Keanu Asing. Power and flair, Hawaiian style.
Never let first impressions fool you, especially at a contest that involves hordes of hormonal teenagers, demanding parents, and National titles. Day 2 of competition marked just that — revealing thick tension infecting the event's fun-loving faade. Trestles began to morph from playground to Coliseum — the frontlines of the battle of America's brightest young shredders.
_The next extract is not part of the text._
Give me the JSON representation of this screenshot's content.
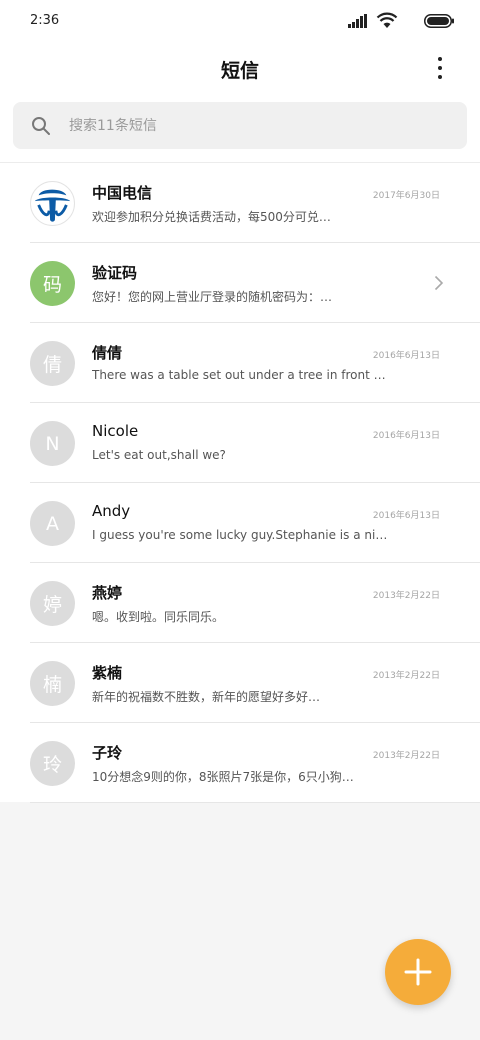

Although Round 1 of the Open Juniors saw mediocre Lowers lefts and rights, there was no less heart in every kid in a singlet. The usually peaceful cobblestone Trestles shoreline had become a war zone: Family base camps stretched farther north and south and on-deck contestants gazed seaward, ready for the race of paddle-battles and position. They were suited in the latest aquatic armor and equipped with fiberglass blades tucked tightly under their arms, thrust forward, ready to charge. Some were already bruised and broken, like New York wave guerilla Balaram Stack, who had a waterproof cast wound around his wrist — plaster proof of an unwavering commitment to his sport.
Though the Volcom brigade onshore fought to keep the amusement levels high with a sizeable onslaught of arts and crafts, finger paint wasn't enough to make every contestant a happy camper. The word around the tents was that there had been a bit of a tussle the day before between two competitors — one, a San Clemente local, the other a Hawaiian. Frustration, a natural side effect of tense rivalry, had infected the two groms who were both in hot pursuit of eternal NSSA glory.
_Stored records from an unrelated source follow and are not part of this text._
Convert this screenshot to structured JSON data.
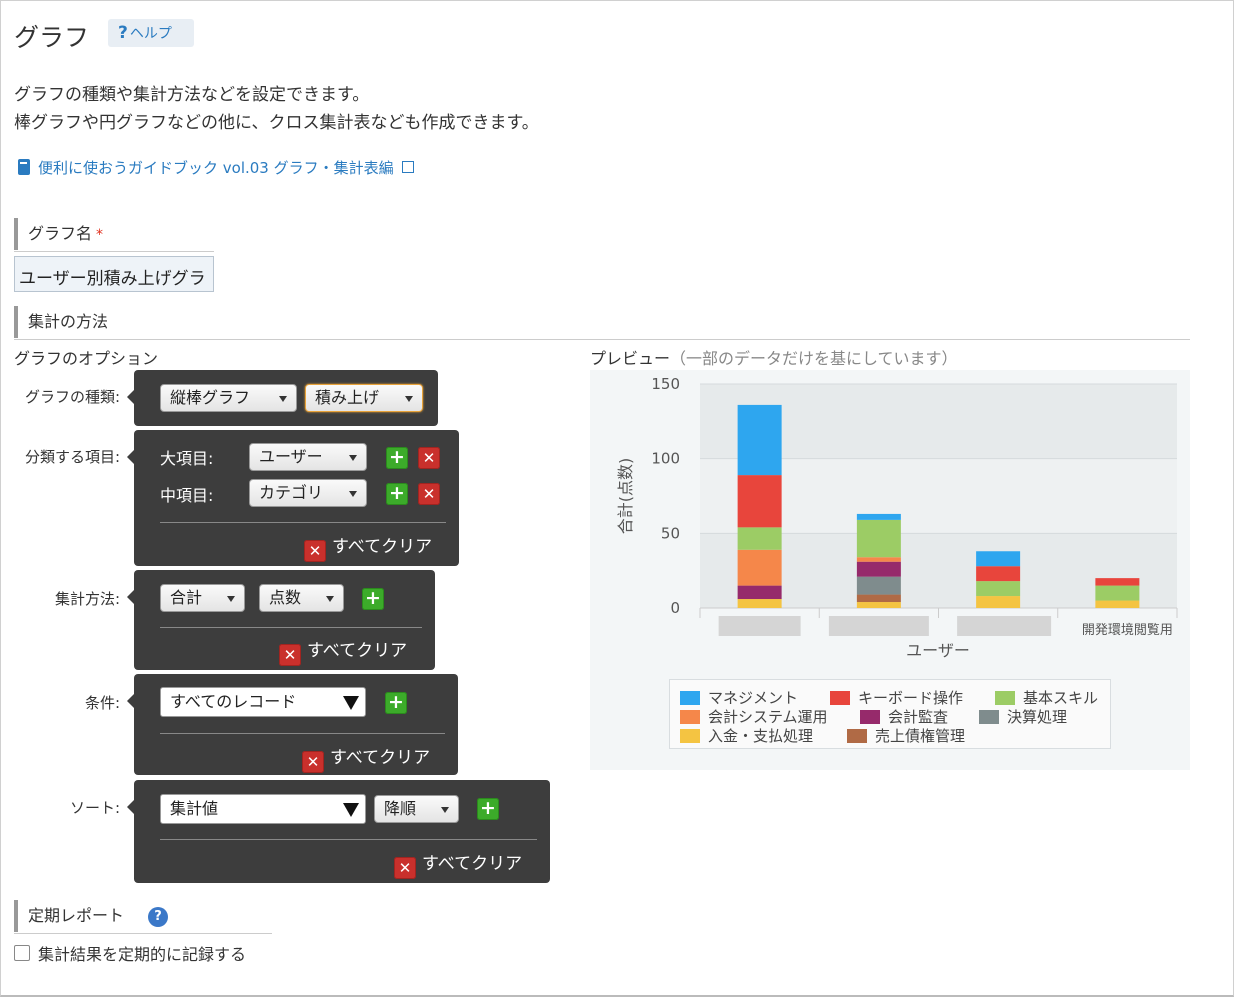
{
  "header": {
    "title": "グラフ",
    "help_label": "ヘルプ",
    "help_mark": "?"
  },
  "description": {
    "line1": "グラフの種類や集計方法などを設定できます。",
    "line2": "棒グラフや円グラフなどの他に、クロス集計表なども作成できます。"
  },
  "guide_link": "便利に使おうガイドブック vol.03 グラフ・集計表編",
  "graph_name": {
    "label": "グラフ名",
    "required_mark": "*",
    "value": "ユーザー別積み上げグラ"
  },
  "aggregation_section": "集計の方法",
  "options": {
    "title": "グラフのオプション",
    "graph_type": {
      "label": "グラフの種類:",
      "type": "縦棒グラフ",
      "mode": "積み上げ"
    },
    "group_by": {
      "label": "分類する項目:",
      "major_label": "大項目:",
      "major_value": "ユーザー",
      "minor_label": "中項目:",
      "minor_value": "カテゴリ",
      "clear_all": "すべてクリア"
    },
    "aggregation": {
      "label": "集計方法:",
      "func": "合計",
      "field": "点数",
      "clear_all": "すべてクリア"
    },
    "conditions": {
      "label": "条件:",
      "value": "すべてのレコード",
      "clear_all": "すべてクリア"
    },
    "sort": {
      "label": "ソート:",
      "by": "集計値",
      "order": "降順",
      "clear_all": "すべてクリア"
    }
  },
  "preview": {
    "title": "プレビュー",
    "subtitle": "（一部のデータだけを基にしています）"
  },
  "chart_data": {
    "type": "bar",
    "stacked": true,
    "ylabel": "合計(点数)",
    "xlabel": "ユーザー",
    "ylim": [
      0,
      150
    ],
    "yticks": [
      0,
      50,
      100,
      150
    ],
    "categories": [
      "",
      "",
      "",
      "開発環境閲覧用"
    ],
    "series": [
      {
        "name": "入金・支払処理",
        "color": "#f4c442",
        "values": [
          6,
          4,
          8,
          5
        ]
      },
      {
        "name": "売上債権管理",
        "color": "#b06a45",
        "values": [
          0,
          5,
          0,
          0
        ]
      },
      {
        "name": "決算処理",
        "color": "#7f8c8d",
        "values": [
          0,
          12,
          0,
          0
        ]
      },
      {
        "name": "会計監査",
        "color": "#962a6b",
        "values": [
          9,
          10,
          0,
          0
        ]
      },
      {
        "name": "会計システム運用",
        "color": "#f5874a",
        "values": [
          24,
          3,
          0,
          0
        ]
      },
      {
        "name": "基本スキル",
        "color": "#9ccc65",
        "values": [
          15,
          25,
          10,
          10
        ]
      },
      {
        "name": "キーボード操作",
        "color": "#e8453c",
        "values": [
          35,
          0,
          10,
          5
        ]
      },
      {
        "name": "マネジメント",
        "color": "#2ea6ef",
        "values": [
          47,
          4,
          10,
          0
        ]
      }
    ],
    "legend_order": [
      "マネジメント",
      "キーボード操作",
      "基本スキル",
      "会計システム運用",
      "会計監査",
      "決算処理",
      "入金・支払処理",
      "売上債権管理"
    ]
  },
  "report": {
    "title": "定期レポート",
    "help_mark": "?",
    "checkbox_label": "集計結果を定期的に記録する"
  }
}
Over the loudspeaker, heavy metal smudged the once happy-go-lucky atmosphere even further. In the water, Conner Coffin, Luke Davis, Kolohe Andino, and Evan Geiselman slayed their first round heats. Davis and Andino made onlookers dizzy, shifting everyone's gaze from left to right as the two local soldiers split peaks and dismantled the tricky, weak Lowers sections.
Now, one would think that the young ladies of the Open Women's division would bring some order to the day's drama, right? Think again. The girls can be just as malicious as the boys. An anonymous dad put it simply: "Girls get feisty out here; forget about sisterhood."
After working over the rest of the girls in her Round 1 heat, contest junky Malia Manuel took some time to elaborate on Anonymous Dad's remarks: "Girls can get pretty nasty; I've had some kick in my face and take off inside me a bunch of times."
Conner Coffin keeps it casual down on the stones.
Polished competitor Courtney Conlogue even spoke up after her Round 1 heat, pleading her case. "I got back-paddled 3 times out there by the same girl — but she didn't make it. I guess that's karma."
But out on the outskirts of contest city, there was Kanoa Igarashi, playing in the dirt again — making the most of his precious 3 hours of freedom before it was time to suit up and duke it out in Round 2 of Open Juniors. He was serious, sure…about the current game of hide-and-seek that he was embroiled in. Earlier he had taken his Round 1 Open Juniors heat, a division that has both age (he is only 11) and experience stacked against him. But the miniature Huntington Beach local seemed refreshingly unfazed by the day's mounting pressure and drama. He might as well of been in Disneyland. I guess there are two ways you can deal with the build-up to the final days of Nationals: feed into the hype and start firing or just focus on being a kid…either way, you've made it this far, and you're already a decorated soldier.